* **Exercise directions**
Please count the lines below that hold the word "screenshot" and give the count without any other text.
--------------------
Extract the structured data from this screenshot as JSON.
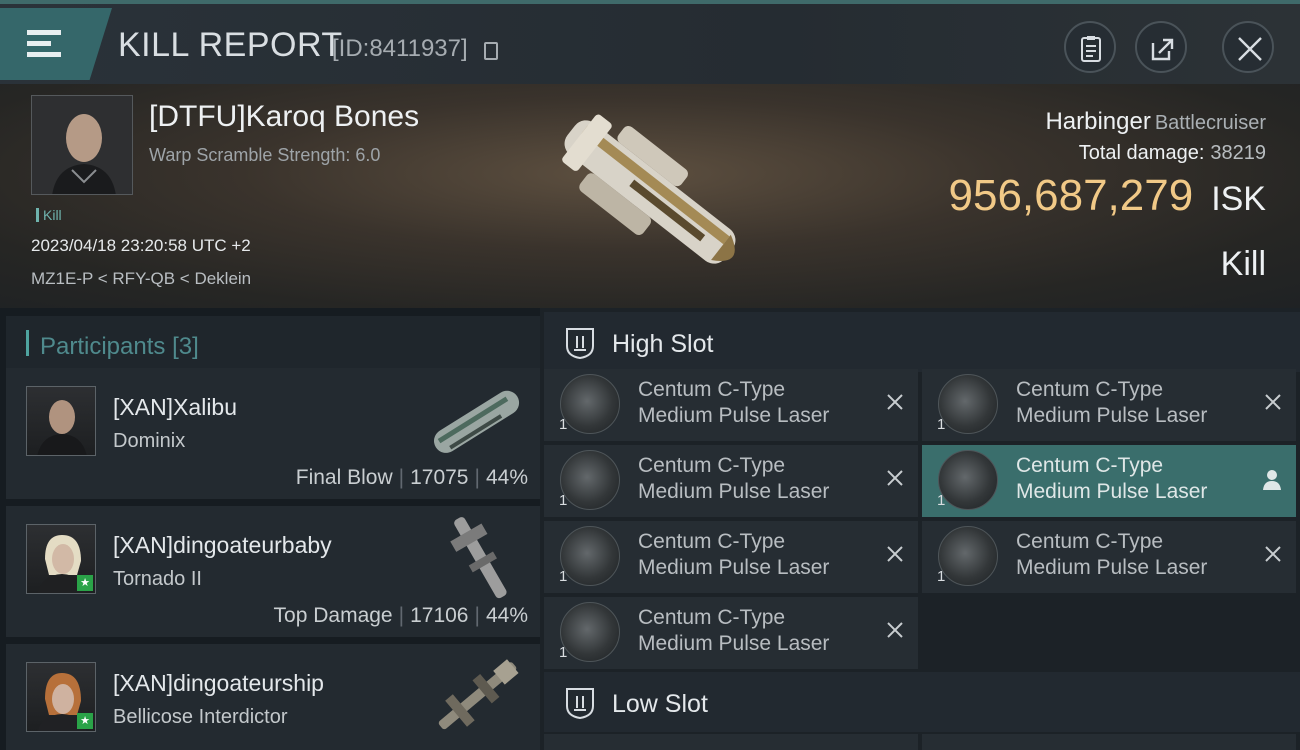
{
  "header": {
    "title": "KILL REPORT",
    "id_text": "[ID:8411937]"
  },
  "victim": {
    "name": "[DTFU]Karoq Bones",
    "warp_scramble": "Warp Scramble Strength: 6.0",
    "kill_tag": "Kill",
    "datetime": "2023/04/18 23:20:58 UTC +2",
    "location": "MZ1E-P < RFY-QB < Deklein",
    "ship_name": "Harbinger",
    "ship_class": "Battlecruiser",
    "total_damage_label": "Total damage:",
    "total_damage": "38219",
    "isk_value": "956,687,279",
    "isk_unit": "ISK",
    "result": "Kill"
  },
  "participants": {
    "label": "Participants",
    "count": "[3]",
    "rows": [
      {
        "name": "[XAN]Xalibu",
        "ship": "Dominix",
        "tag": "Final Blow",
        "damage": "17075",
        "percent": "44%"
      },
      {
        "name": "[XAN]dingoateurbaby",
        "ship": "Tornado II",
        "tag": "Top Damage",
        "damage": "17106",
        "percent": "44%"
      },
      {
        "name": "[XAN]dingoateurship",
        "ship": "Bellicose Interdictor",
        "tag": "",
        "damage": "",
        "percent": ""
      }
    ]
  },
  "high_slot": {
    "label": "High Slot",
    "modules": [
      {
        "line1": "Centum C-Type",
        "line2": "Medium Pulse Laser",
        "qty": "1"
      },
      {
        "line1": "Centum C-Type",
        "line2": "Medium Pulse Laser",
        "qty": "1"
      },
      {
        "line1": "Centum C-Type",
        "line2": "Medium Pulse Laser",
        "qty": "1"
      },
      {
        "line1": "Centum C-Type",
        "line2": "Medium Pulse Laser",
        "qty": "1"
      },
      {
        "line1": "Centum C-Type",
        "line2": "Medium Pulse Laser",
        "qty": "1"
      },
      {
        "line1": "Centum C-Type",
        "line2": "Medium Pulse Laser",
        "qty": "1"
      },
      {
        "line1": "Centum C-Type",
        "line2": "Medium Pulse Laser",
        "qty": "1"
      }
    ]
  },
  "low_slot": {
    "label": "Low Slot"
  },
  "colors": {
    "accent_teal": "#35676a",
    "isk_gold": "#f1c987",
    "active_module": "#3a6e6c",
    "badge_green": "#2aa348"
  },
  "icons": [
    "menu-icon",
    "clipboard-icon",
    "share-icon",
    "close-icon",
    "copy-icon",
    "slot-icon",
    "remove-icon",
    "person-icon"
  ]
}
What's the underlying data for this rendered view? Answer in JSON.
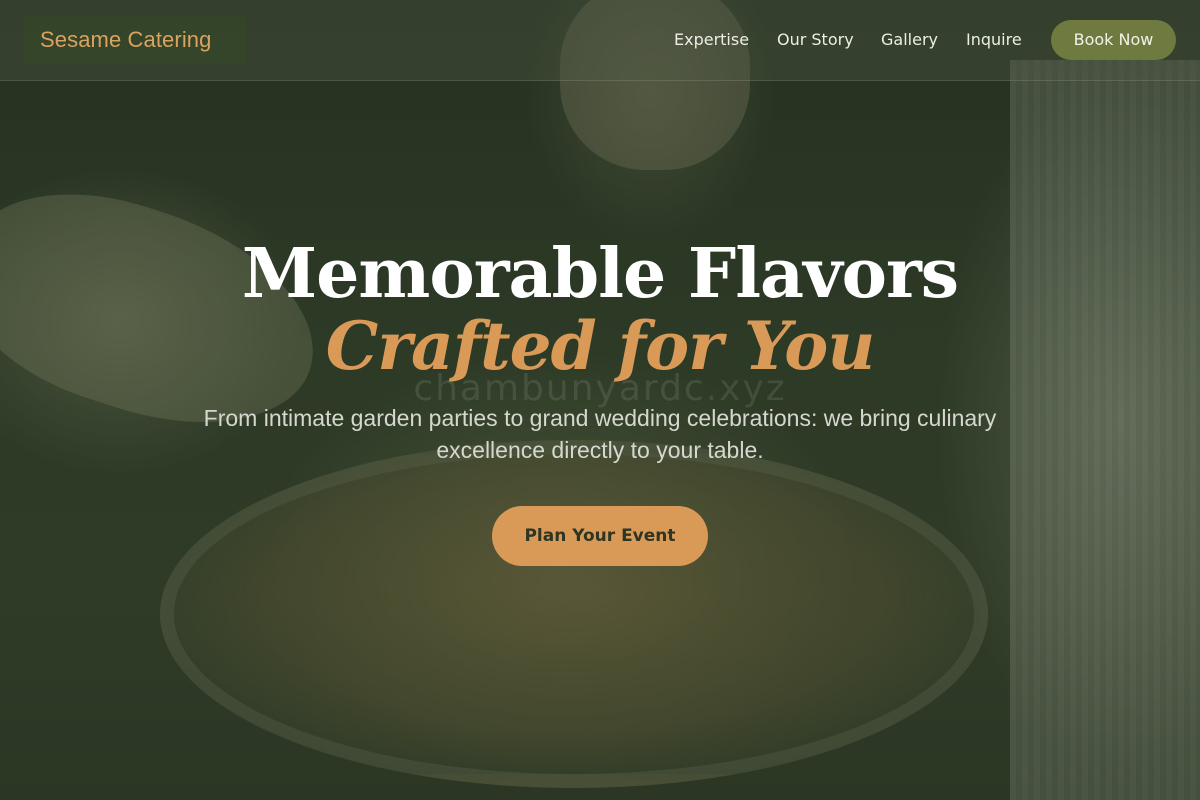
{
  "header": {
    "logo": "Sesame Catering",
    "nav": [
      "Expertise",
      "Our Story",
      "Gallery",
      "Inquire"
    ],
    "book_now": "Book Now"
  },
  "hero": {
    "headline_line1": "Memorable Flavors",
    "headline_line2": "Crafted for You",
    "subtext": "From intimate garden parties to grand wedding celebrations: we bring culinary excellence directly to your table.",
    "cta": "Plan Your Event",
    "watermark": "chambunyardc.xyz"
  },
  "colors": {
    "accent": "#d99a58",
    "button_green": "#6e7a3f",
    "overlay": "#2a3523"
  }
}
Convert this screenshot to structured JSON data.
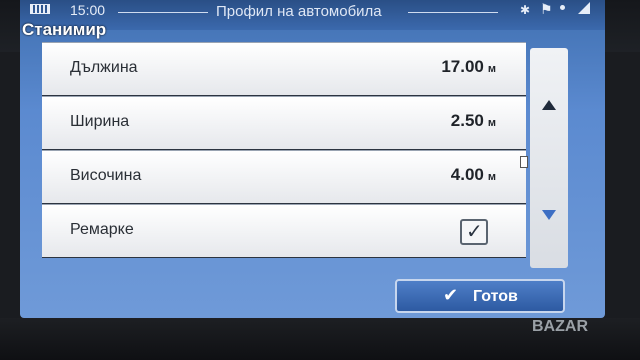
{
  "status_bar": {
    "time": "15:00",
    "title": "Профил на автомобила"
  },
  "user": {
    "name": "Станимир"
  },
  "items": [
    {
      "label": "Дължина",
      "value": "17.00",
      "unit": "м"
    },
    {
      "label": "Ширина",
      "value": "2.50",
      "unit": "м"
    },
    {
      "label": "Височина",
      "value": "4.00",
      "unit": "м"
    },
    {
      "label": "Ремарке",
      "checked": true
    }
  ],
  "buttons": {
    "done_label": "Готов"
  },
  "watermark": "BAZAR",
  "icons": {
    "battery": "battery-icon",
    "bluetooth": "bluetooth-icon",
    "gps": "gps-icon",
    "signal": "signal-icon",
    "scroll_up": "arrow-up-icon",
    "scroll_down": "arrow-down-icon",
    "check": "check-icon"
  },
  "colors": {
    "accent": "#3d6fc4",
    "statusbar": "#2a4f86"
  }
}
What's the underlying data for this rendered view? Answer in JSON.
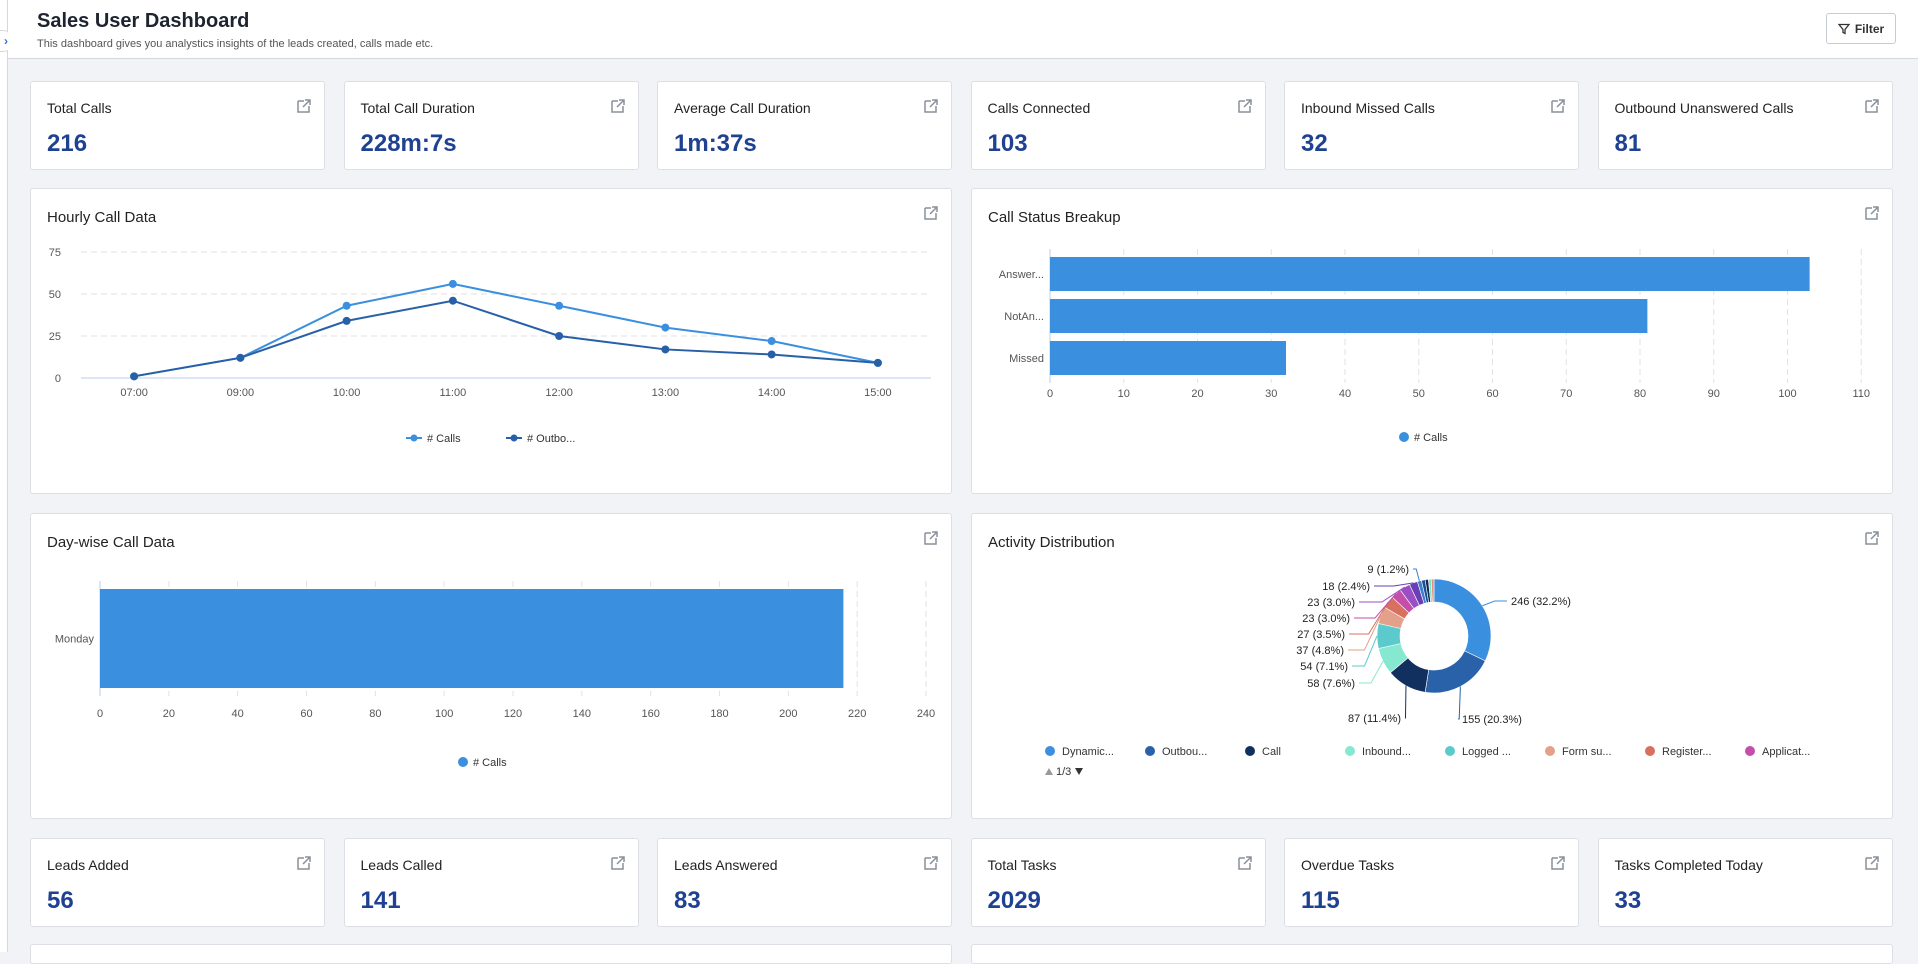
{
  "header": {
    "title": "Sales User Dashboard",
    "subtitle": "This dashboard gives you analystics insights of the leads created, calls made etc.",
    "filter_label": "Filter"
  },
  "kpis_top": [
    {
      "label": "Total Calls",
      "value": "216"
    },
    {
      "label": "Total Call Duration",
      "value": "228m:7s"
    },
    {
      "label": "Average Call Duration",
      "value": "1m:37s"
    },
    {
      "label": "Calls Connected",
      "value": "103"
    },
    {
      "label": "Inbound Missed Calls",
      "value": "32"
    },
    {
      "label": "Outbound Unanswered Calls",
      "value": "81"
    }
  ],
  "kpis_bottom": [
    {
      "label": "Leads Added",
      "value": "56"
    },
    {
      "label": "Leads Called",
      "value": "141"
    },
    {
      "label": "Leads Answered",
      "value": "83"
    },
    {
      "label": "Total Tasks",
      "value": "2029"
    },
    {
      "label": "Overdue Tasks",
      "value": "115"
    },
    {
      "label": "Tasks Completed Today",
      "value": "33"
    }
  ],
  "charts": {
    "hourly": "Hourly Call Data",
    "status": "Call Status Breakup",
    "daywise": "Day-wise Call Data",
    "activity": "Activity Distribution"
  },
  "chart_data": [
    {
      "type": "line",
      "title": "Hourly Call Data",
      "categories": [
        "07:00",
        "09:00",
        "10:00",
        "11:00",
        "12:00",
        "13:00",
        "14:00",
        "15:00"
      ],
      "ylim": [
        0,
        75
      ],
      "yticks": [
        0,
        25,
        50,
        75
      ],
      "grid": true,
      "legend": "bottom",
      "series": [
        {
          "name": "# Calls",
          "color": "#3a8fdf",
          "values": [
            1,
            12,
            43,
            56,
            43,
            30,
            22,
            9
          ]
        },
        {
          "name": "# Outbo...",
          "color": "#2860a8",
          "values": [
            1,
            12,
            34,
            46,
            25,
            17,
            14,
            9
          ]
        }
      ]
    },
    {
      "type": "bar",
      "orientation": "horizontal",
      "title": "Call Status Breakup",
      "categories": [
        "Answer...",
        "NotAn...",
        "Missed"
      ],
      "values": [
        103,
        81,
        32
      ],
      "xlim": [
        0,
        112
      ],
      "xticks": [
        0,
        10,
        20,
        30,
        40,
        50,
        60,
        70,
        80,
        90,
        100,
        110
      ],
      "grid": true,
      "legend": "bottom",
      "series": [
        {
          "name": "# Calls",
          "color": "#3a8fdf"
        }
      ]
    },
    {
      "type": "bar",
      "orientation": "horizontal",
      "title": "Day-wise Call Data",
      "categories": [
        "Monday"
      ],
      "values": [
        216
      ],
      "xlim": [
        0,
        240
      ],
      "xticks": [
        0,
        20,
        40,
        60,
        80,
        100,
        120,
        140,
        160,
        180,
        200,
        220,
        240
      ],
      "grid": true,
      "legend": "bottom",
      "series": [
        {
          "name": "# Calls",
          "color": "#3a8fdf"
        }
      ]
    },
    {
      "type": "pie",
      "donut": true,
      "title": "Activity Distribution",
      "legend": "bottom",
      "legend_page": "1/3",
      "slices": [
        {
          "name": "Dynamic...",
          "value": 246,
          "label": "246 (32.2%)",
          "color": "#3b8fdf"
        },
        {
          "name": "Outbou...",
          "value": 155,
          "label": "155 (20.3%)",
          "color": "#2962a8"
        },
        {
          "name": "Call",
          "value": 87,
          "label": "87 (11.4%)",
          "color": "#12305f"
        },
        {
          "name": "Inbound...",
          "value": 58,
          "label": "58 (7.6%)",
          "color": "#86e8d0"
        },
        {
          "name": "Logged ...",
          "value": 54,
          "label": "54 (7.1%)",
          "color": "#5cc9cc"
        },
        {
          "name": "Form su...",
          "value": 37,
          "label": "37 (4.8%)",
          "color": "#e3a08a"
        },
        {
          "name": "Register...",
          "value": 27,
          "label": "27 (3.5%)",
          "color": "#d8705f"
        },
        {
          "name": "Applicat...",
          "value": 23,
          "label": "23 (3.0%)",
          "color": "#c44ea9"
        },
        {
          "name": "",
          "value": 23,
          "label": "23 (3.0%)",
          "color": "#9b4fc4"
        },
        {
          "name": "",
          "value": 18,
          "label": "18 (2.4%)",
          "color": "#6a3fb5"
        },
        {
          "name": "",
          "value": 9,
          "label": "9 (1.2%)",
          "color": "#3a7fd0"
        },
        {
          "name": "",
          "value": 8,
          "label": "",
          "color": "#1d4f95"
        },
        {
          "name": "",
          "value": 7,
          "label": "",
          "color": "#0f2a55"
        },
        {
          "name": "",
          "value": 6,
          "label": "",
          "color": "#7fe0cc"
        },
        {
          "name": "",
          "value": 6,
          "label": "",
          "color": "#e88f7a"
        }
      ]
    }
  ]
}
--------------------
* **Solved problem**
2